Those who do not learn from history are doomed to repeat it.


(And it's a quote by George Santayana. I'm sure Mr. Dave would approve)

BAA said...

People find blogging addictive and feed off the amount of comments they get on a post. If you are a blogaholic get in touch

We hold meetings at Bloggers AA every monday morning at 9pm

Anonymous said...

BAA, how interesting, BLOGAHOLIC, I am in.

G

Anonymous said...

I am a blogger, and I am addicted :-)

Where will I find Bloggers AA?

:-)

BAA said...

Baa will be found at:

http://blogaholicsaa.blogspot.com

This will be a 24hr blogathon, A bit like when your parents catch you smoking and make you smoke 20 packets, one after each other till you are sick.

The blogathon will start at 9am and you must continually blog until you fall asleep.

The ending result is you will find blogging so boring after this session you will never want to do it again.

Must bring own will power.

Kind regards

Your Blogging Consultant

Anonymous said...

(In Geordie accent):

"Year 27. And Wai and Jal are going for a book crit. Wai now wears a flowerpot on his head permanently, while Jal sits disfigured in a wheelchair following a nasty bike accident in Shoeditch."

Mr Belvedere said...

Geez, this blog is the digital equivalent of Waiting for Godot.

I mean come on guys, you've been humping your book across London for two years now.

You guys get an A+ for self promotion. But self promotion alone isn't enough to get a permanent place at the Mothers, Fallons and W+Ks.

Remember hardly anyone started off right at the top. So why don't you find take a full time position at a smaller agency that's going places? That way you could work under a Creative Director who could mentor you both, rather than being rendered into a state of existential paralysis by book crit after book crit.

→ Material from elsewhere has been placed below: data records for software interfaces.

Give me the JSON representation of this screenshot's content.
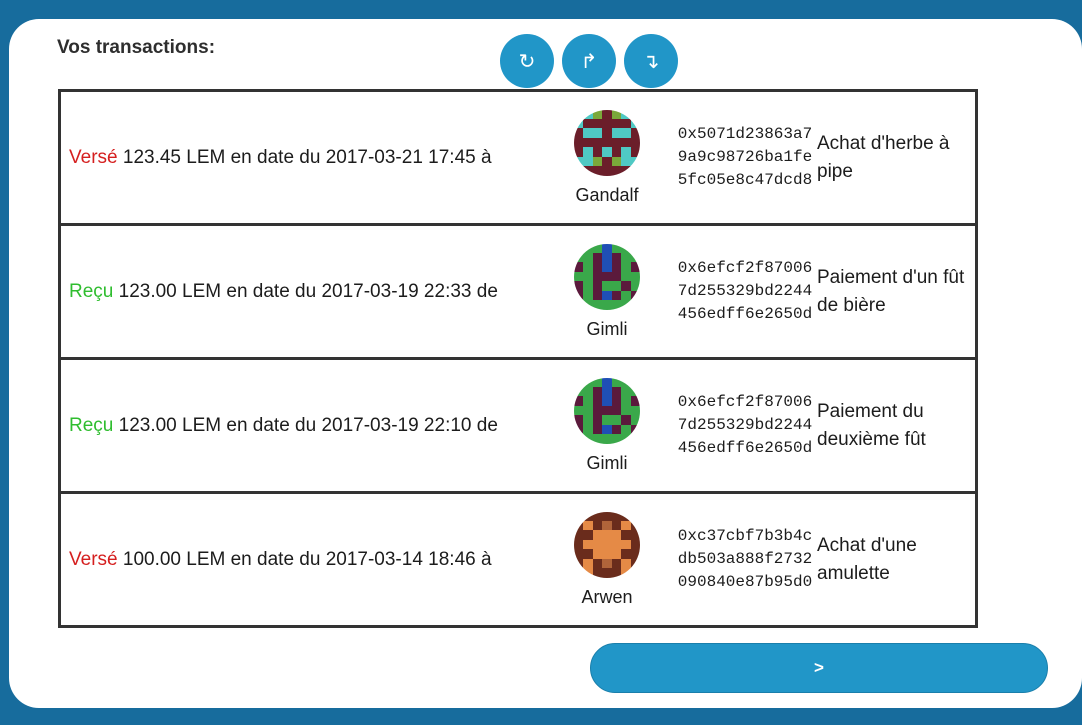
{
  "header": {
    "title": "Vos transactions:"
  },
  "toolbar": {
    "refresh_icon": "↻",
    "up_icon": "↱",
    "down_icon": "↴"
  },
  "transactions": [
    {
      "verb": "Versé",
      "text": "123.45 LEM en date du 2017-03-21 17:45 à",
      "user": "Gandalf",
      "hash": "0x5071d23863a79a9c98726ba1fe5fc05e8c47dcd8",
      "memo": "Achat d'herbe à pipe"
    },
    {
      "verb": "Reçu",
      "text": "123.00 LEM en date du 2017-03-19 22:33 de",
      "user": "Gimli",
      "hash": "0x6efcf2f870067d255329bd2244456edff6e2650d",
      "memo": "Paiement d'un fût de bière"
    },
    {
      "verb": "Reçu",
      "text": "123.00 LEM en date du 2017-03-19 22:10 de",
      "user": "Gimli",
      "hash": "0x6efcf2f870067d255329bd2244456edff6e2650d",
      "memo": "Paiement du deuxième fût"
    },
    {
      "verb": "Versé",
      "text": "100.00 LEM en date du 2017-03-14 18:46 à",
      "user": "Arwen",
      "hash": "0xc37cbf7b3b4cdb503a888f2732090840e87b95d0",
      "memo": "Achat d'une amulette"
    }
  ],
  "footer": {
    "next_label": ">"
  },
  "colors": {
    "sent": "#d51f1f",
    "received": "#2fbd2f",
    "accent": "#2196c8"
  }
}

You've both got loads of ambition. And that's great.

All the best.